= What is being asked =
What lines below contain the string "Motorola"? List them all.
-- Data follows --
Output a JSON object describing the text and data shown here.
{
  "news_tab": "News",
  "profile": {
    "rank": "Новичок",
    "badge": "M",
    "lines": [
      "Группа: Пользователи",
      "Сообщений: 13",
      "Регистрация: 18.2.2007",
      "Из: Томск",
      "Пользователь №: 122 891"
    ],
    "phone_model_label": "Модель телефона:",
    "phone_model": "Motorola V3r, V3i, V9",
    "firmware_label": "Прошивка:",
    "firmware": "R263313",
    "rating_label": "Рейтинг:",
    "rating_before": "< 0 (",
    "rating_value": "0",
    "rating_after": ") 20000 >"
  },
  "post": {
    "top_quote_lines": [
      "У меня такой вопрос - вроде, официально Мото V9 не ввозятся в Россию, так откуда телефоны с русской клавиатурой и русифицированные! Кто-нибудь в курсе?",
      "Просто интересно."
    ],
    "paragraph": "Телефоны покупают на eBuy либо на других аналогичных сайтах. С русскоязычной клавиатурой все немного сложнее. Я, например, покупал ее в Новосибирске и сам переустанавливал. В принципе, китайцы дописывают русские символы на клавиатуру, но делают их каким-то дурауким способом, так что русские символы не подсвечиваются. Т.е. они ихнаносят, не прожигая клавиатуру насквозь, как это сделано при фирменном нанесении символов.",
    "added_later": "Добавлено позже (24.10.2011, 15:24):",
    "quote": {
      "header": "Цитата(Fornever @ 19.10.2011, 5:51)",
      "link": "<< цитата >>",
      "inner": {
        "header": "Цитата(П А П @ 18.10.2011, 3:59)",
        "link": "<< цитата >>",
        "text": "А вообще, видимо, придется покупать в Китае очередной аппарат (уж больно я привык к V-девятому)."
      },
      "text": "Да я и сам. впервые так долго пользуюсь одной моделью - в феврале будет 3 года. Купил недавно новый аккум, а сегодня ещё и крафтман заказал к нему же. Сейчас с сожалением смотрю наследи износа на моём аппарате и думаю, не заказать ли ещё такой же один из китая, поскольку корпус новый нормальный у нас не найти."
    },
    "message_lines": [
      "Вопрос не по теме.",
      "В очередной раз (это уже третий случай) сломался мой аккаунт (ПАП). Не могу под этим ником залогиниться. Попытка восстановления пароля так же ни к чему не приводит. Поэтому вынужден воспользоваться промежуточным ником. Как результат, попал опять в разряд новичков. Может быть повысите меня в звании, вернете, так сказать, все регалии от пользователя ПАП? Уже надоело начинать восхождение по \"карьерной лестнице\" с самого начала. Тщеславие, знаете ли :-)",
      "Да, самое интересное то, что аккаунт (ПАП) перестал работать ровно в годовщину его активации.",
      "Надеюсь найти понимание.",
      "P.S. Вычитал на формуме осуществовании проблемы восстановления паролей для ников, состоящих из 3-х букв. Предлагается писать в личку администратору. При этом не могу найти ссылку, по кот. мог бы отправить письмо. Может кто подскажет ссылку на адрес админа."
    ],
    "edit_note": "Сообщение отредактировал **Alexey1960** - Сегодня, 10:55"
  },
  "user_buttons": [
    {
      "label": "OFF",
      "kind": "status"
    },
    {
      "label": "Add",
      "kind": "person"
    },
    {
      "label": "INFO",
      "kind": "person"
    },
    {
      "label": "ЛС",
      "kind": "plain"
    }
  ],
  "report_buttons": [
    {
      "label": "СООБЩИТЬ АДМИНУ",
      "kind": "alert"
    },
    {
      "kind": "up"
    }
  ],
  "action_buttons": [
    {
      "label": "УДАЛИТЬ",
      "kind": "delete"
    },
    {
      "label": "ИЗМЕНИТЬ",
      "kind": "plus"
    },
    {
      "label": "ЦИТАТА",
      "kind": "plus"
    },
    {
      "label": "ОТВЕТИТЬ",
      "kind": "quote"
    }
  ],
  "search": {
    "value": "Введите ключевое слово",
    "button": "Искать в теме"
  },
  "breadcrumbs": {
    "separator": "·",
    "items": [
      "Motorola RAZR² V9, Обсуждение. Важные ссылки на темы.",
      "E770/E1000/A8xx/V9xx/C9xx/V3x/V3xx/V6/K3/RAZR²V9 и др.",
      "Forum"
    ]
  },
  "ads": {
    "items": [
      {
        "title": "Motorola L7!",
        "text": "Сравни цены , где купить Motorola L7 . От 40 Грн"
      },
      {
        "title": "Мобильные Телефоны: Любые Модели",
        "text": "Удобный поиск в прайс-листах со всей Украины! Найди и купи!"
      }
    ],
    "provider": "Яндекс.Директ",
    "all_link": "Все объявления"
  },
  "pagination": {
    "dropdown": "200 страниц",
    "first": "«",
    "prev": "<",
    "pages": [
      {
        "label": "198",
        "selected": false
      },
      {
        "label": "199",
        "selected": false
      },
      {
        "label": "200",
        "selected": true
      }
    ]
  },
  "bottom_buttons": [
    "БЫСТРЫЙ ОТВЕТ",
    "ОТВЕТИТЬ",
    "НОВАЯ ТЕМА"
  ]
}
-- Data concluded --
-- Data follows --
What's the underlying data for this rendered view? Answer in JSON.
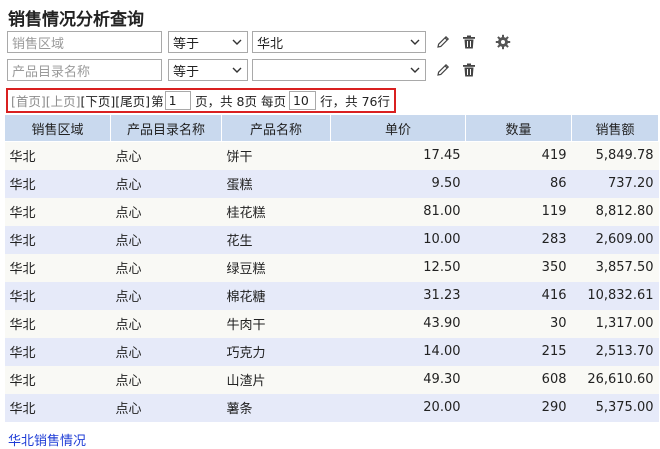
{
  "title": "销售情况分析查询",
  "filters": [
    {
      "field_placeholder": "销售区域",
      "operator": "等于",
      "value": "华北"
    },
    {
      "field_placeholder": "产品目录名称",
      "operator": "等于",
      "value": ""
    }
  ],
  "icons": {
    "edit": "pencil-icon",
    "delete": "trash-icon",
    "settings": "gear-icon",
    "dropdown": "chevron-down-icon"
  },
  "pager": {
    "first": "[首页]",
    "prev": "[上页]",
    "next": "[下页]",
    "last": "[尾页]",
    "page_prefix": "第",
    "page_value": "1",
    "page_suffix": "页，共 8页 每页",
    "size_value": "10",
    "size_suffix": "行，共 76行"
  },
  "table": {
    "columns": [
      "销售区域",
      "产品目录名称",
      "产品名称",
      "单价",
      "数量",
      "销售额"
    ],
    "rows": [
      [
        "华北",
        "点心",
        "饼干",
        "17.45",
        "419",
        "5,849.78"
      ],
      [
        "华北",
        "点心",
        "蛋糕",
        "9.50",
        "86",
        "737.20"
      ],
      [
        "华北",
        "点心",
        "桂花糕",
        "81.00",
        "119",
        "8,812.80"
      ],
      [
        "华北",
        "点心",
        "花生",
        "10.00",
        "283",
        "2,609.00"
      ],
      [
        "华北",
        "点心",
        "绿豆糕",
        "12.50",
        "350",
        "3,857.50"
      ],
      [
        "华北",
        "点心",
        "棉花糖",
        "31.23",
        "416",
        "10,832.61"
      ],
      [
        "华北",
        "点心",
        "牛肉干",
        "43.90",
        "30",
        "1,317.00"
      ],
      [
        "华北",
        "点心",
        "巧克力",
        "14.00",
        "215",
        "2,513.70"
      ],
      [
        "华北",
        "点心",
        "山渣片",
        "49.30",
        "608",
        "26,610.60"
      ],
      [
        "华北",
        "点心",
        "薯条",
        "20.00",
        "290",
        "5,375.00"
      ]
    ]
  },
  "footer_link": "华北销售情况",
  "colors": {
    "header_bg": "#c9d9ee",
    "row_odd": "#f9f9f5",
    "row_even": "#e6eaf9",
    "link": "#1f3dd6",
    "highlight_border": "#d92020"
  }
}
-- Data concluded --
= Task result =
    "phone_model": "Motorola V3r, V3i, V9",
      "Motorola RAZR² V9, Обсуждение. Важные ссылки на темы.",
        "title": "Motorola L7!",
        "text": "Сравни цены , где купить Motorola L7 . От 40 Грн"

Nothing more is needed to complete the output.